Give homemade toffee a try and see what you think, and please don’t be timid about it; I promise it’s as easy as the recipe promises! These crunchy candies comply with all of the “regulations for deliciousness” as stated in the Sweet Addicts Handbook (Gosh, I wish such a handbook existed!). That is to say, they are capable of sticking to your teeth for days, and they’re so sweet they’ll make those very same teeth ache, to be sure. I crumbled the last few chunks, as we neared the end of the tin, and used them as brownie sundae toppers, which I highly recommend. 


Hazelnut Chocolate Covered Toffee

1½ cups chopped, toasted hazelnuts, divided
1 cup sugar
1 cup butter
1 tbs. light corn syrup
1½ cups milk chocolate chips

Spread 1 cup of hazelnuts on a 9x9 (approximate) area of a lightly butter-greased baking sheet. 

Bring sugar, butter, corn syrup, and ¼ cup water to a boil in a heavy saucepan over medium heat, stirring constantly. Cook until mixture is golden brown and a candy thermometer reads 290-310 degrees (about 15-20 minutes). 

Pour sugar mixture over hazelnuts on baking sheet.

Sprinkle with chocolate chips; let stand 30 seconds and gently spread melting morsels over top. Sprinkle with remaining hazelnuts. 

Chill 1 hour. Break into rough pieces. Store in airtight container. 

(Original recipe before modifications: Mildred’s Toffee, courtesy of Southern Living 1001 Ways to Cook Southern cookbook, 2010)

Friday, August 1, 2014

Mini-Molten Brownie Pies

Day 79

This summer, I’ve been looking for easy and quick recipes, especially desserts. I watched a rerun of The Barefoot Contessa recently, where Ina Garten shared that it’s easier to undercook brownies just a bit to make “molten” centers rather than to go to the trouble of making the traditional gooey
Photo by Maggie Kapustin
chocolate lava. I tried her idea—baking brownie mix in mini- graham cracker pie shells, served warm with scoops of vanilla ice cream—and loved it! I think you will too. Sometimes, it’s nice to try recipes that are simply assembling rather than from-scratch creating, especially when we need a quick, no-fail idea.
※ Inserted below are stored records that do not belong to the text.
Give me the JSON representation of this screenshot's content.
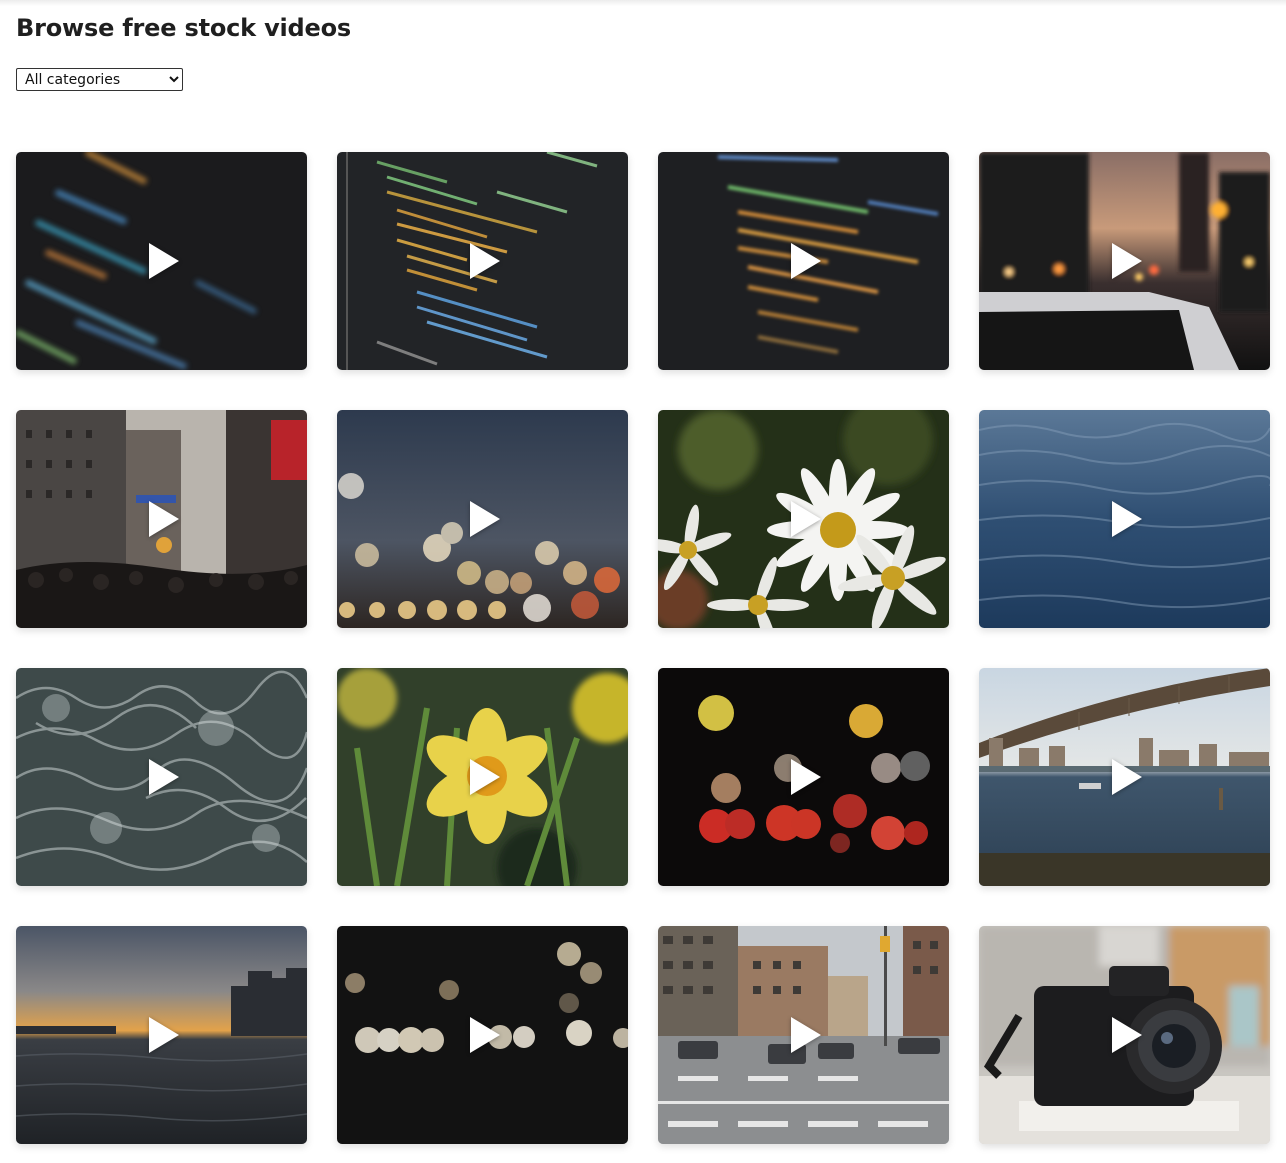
{
  "page_title": "Browse free stock videos",
  "category_filter": {
    "selected": "All categories",
    "options": [
      "All categories"
    ]
  },
  "videos": [
    {
      "thumbnail": "blurred code on dark screen",
      "icon": "play-icon"
    },
    {
      "thumbnail": "code editor close-up",
      "icon": "play-icon"
    },
    {
      "thumbnail": "code lines out of focus",
      "icon": "play-icon"
    },
    {
      "thumbnail": "city street at dusk from car",
      "icon": "play-icon"
    },
    {
      "thumbnail": "crowded city street",
      "icon": "play-icon"
    },
    {
      "thumbnail": "bokeh city lights",
      "icon": "play-icon"
    },
    {
      "thumbnail": "white daisies",
      "icon": "play-icon"
    },
    {
      "thumbnail": "blue water ripples",
      "icon": "play-icon"
    },
    {
      "thumbnail": "churning sea water",
      "icon": "play-icon"
    },
    {
      "thumbnail": "yellow daffodil",
      "icon": "play-icon"
    },
    {
      "thumbnail": "colorful bokeh on black",
      "icon": "play-icon"
    },
    {
      "thumbnail": "bridge over river",
      "icon": "play-icon"
    },
    {
      "thumbnail": "sunset over water with skyline",
      "icon": "play-icon"
    },
    {
      "thumbnail": "bokeh lights in darkness",
      "icon": "play-icon"
    },
    {
      "thumbnail": "city intersection traffic",
      "icon": "play-icon"
    },
    {
      "thumbnail": "camera on desk",
      "icon": "play-icon"
    }
  ]
}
Mini-Molten Brownie Pies

8 individual graham cracker pie shells 
1 box Ghirardelli Double Chocolate Brownie Mix 
1 cup hazelnuts, chopped
2 pints Talenti TahitianVanilla Bean Gelato

Preheat oven to 325 degrees. Prepare brownie batter according to box directions. Pour batter evenly into pie shells that have been placed on foil-lined baking sheet and sprinkle with hazelnuts. Bake for 25 minutes and cool for 20 minutes before topping each pie with scoops of ice cream. Serve immediately. 

(To make ahead, allow to cool, then store in airtight container. When ready to serve,  simply reheat pies in the microwave for 30 seconds before topping with ice cream and serving!)